Was Black Friday Worth It? The Crawled eCommerce Data Answer
Now that we’ve had a chance to recover from the Black Friday and Cyber Monday crazes, which chalked up record sales this year, it’s time to ask the inevitable question: was Black Friday worth it? Were products actually cheaper during this period, or was it all (massively successful) marketing hype meant to increase retail sales?
There’s no clear-cut way to answer to this question without actually seeing the stats that Jeff Bezos and his ilk have access to, but we decided to give it a go using the e-commerce data we already crawl and collect. We extracted this data using Python to access our own e-commerce data feed, then did some basic analysis in Excel. We looked at crawled data from thousands of products on leading e-commerce sites before and after Black Friday to see whether prices were actually lower (using the Webz.io historical pricing field, which captures price changes for a specific e-commerce product every time it is crawled).
Please note that we ran this analysis on a random set of a few thousand products, and the dataset we used wasn’t enough to reach any scientifically valid conclusions. The fact that we found 0% sales on yoox.com doesn’t mean there were actually 0 sales. However, it does offer some insight into the overall Black Friday trends in the e-commerce industry.
So without further ado, our answer to the original question: was Black Friday 2017 actually worth it? Here’s what we found, looking at the data:
1. Less than 50% of the products were actually cheapest to buy on Black Friday.
Only 46% of the products we looked at were actually cheapest to buy during the period between Black Friday to Cyber Monday. For the majority, our crawlers found lower pricing points earlier in 2017 – so buying these products during the week between Black Friday to Cyber Monday would not have netted you any gains versus the regular sales and discounts that happen throughout the year.
2. Some sites are more lucrative than others.
When we came to compare which sites had a larger percentage of products on sale, we found some interesting disparity. We define “sale” similarly as before, i.e. that the product’s lowest pricing point was during the period in question. While an impressive 78% of Etsy products were priced lowest during Black Friday, other sites were not as generous. Of the dozens of products we crawled an yoox.com (an online fashion retailer), we could not find a single one that was actually cheapest to buy during Black Friday. The two behemoths, Amazon and Walmart, both occupied a happy middle at ~55% sales during Black Friday.

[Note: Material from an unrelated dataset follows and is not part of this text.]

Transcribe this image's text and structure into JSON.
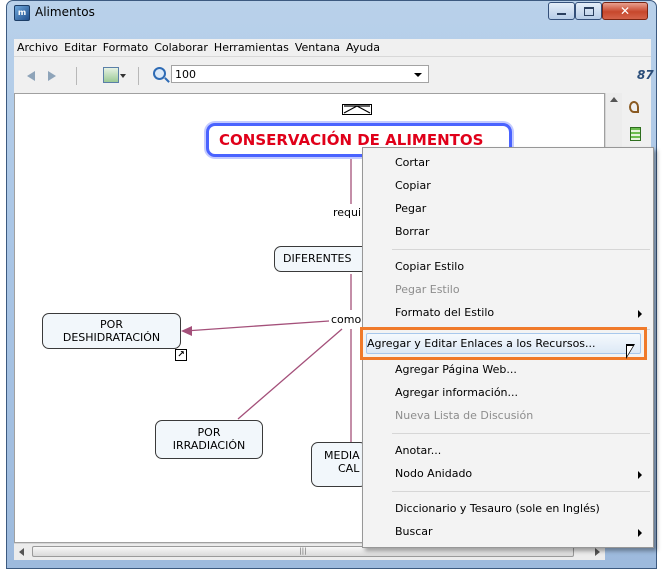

3. Were retailers shoveling bad products to Black Friday sales? Apparently, no.
This was a bit disappointing, because we were hoping to find that the products on sale were the ones which consumers gave lower ratings to, which could have been a major scoop. However, the average rating of products that were on sale during Black Friday was actually significantly higher than those that were not. So no Pulitzer for us, unfortunately.
So… was Black Friday 2017 worth it?

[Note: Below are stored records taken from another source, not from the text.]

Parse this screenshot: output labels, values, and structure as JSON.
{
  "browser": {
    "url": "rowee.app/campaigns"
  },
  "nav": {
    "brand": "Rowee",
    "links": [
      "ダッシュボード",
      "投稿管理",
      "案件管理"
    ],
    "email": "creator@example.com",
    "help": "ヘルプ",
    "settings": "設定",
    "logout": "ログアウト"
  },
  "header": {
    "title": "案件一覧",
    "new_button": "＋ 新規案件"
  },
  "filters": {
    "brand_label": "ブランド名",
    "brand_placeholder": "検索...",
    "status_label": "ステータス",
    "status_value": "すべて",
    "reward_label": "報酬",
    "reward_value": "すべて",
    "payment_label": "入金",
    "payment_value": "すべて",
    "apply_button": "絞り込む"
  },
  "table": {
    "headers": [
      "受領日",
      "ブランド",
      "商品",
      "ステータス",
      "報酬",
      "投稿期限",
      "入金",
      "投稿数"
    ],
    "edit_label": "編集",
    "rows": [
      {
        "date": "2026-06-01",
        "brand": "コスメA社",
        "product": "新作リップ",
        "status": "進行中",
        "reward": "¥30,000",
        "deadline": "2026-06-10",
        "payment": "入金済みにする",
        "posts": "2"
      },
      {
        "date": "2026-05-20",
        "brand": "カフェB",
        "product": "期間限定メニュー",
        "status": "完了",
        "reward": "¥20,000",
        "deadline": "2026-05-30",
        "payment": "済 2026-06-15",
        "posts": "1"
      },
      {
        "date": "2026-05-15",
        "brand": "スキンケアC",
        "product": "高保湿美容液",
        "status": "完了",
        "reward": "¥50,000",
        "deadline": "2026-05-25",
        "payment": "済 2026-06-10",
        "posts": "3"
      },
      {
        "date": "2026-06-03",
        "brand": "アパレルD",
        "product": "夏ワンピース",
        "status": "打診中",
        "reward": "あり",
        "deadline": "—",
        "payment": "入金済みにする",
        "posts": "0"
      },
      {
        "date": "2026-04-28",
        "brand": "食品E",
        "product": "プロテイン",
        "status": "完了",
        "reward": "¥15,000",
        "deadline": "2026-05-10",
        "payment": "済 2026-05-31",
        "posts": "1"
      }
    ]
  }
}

While our analysis is limited in scope, it’s clear that there are massive disparities between various online retail sits, and within product categories in the same site. Unsurprisingly, you shouldn’t rush to buy anything, Black Friday or no Black Friday, without comparison shopping. Also, it never hurts to ask yourself whether you actually need the specific item that’s supposedly on sale.
Want to do your own research on e-commerce websites? Get your free e-commerce API key now.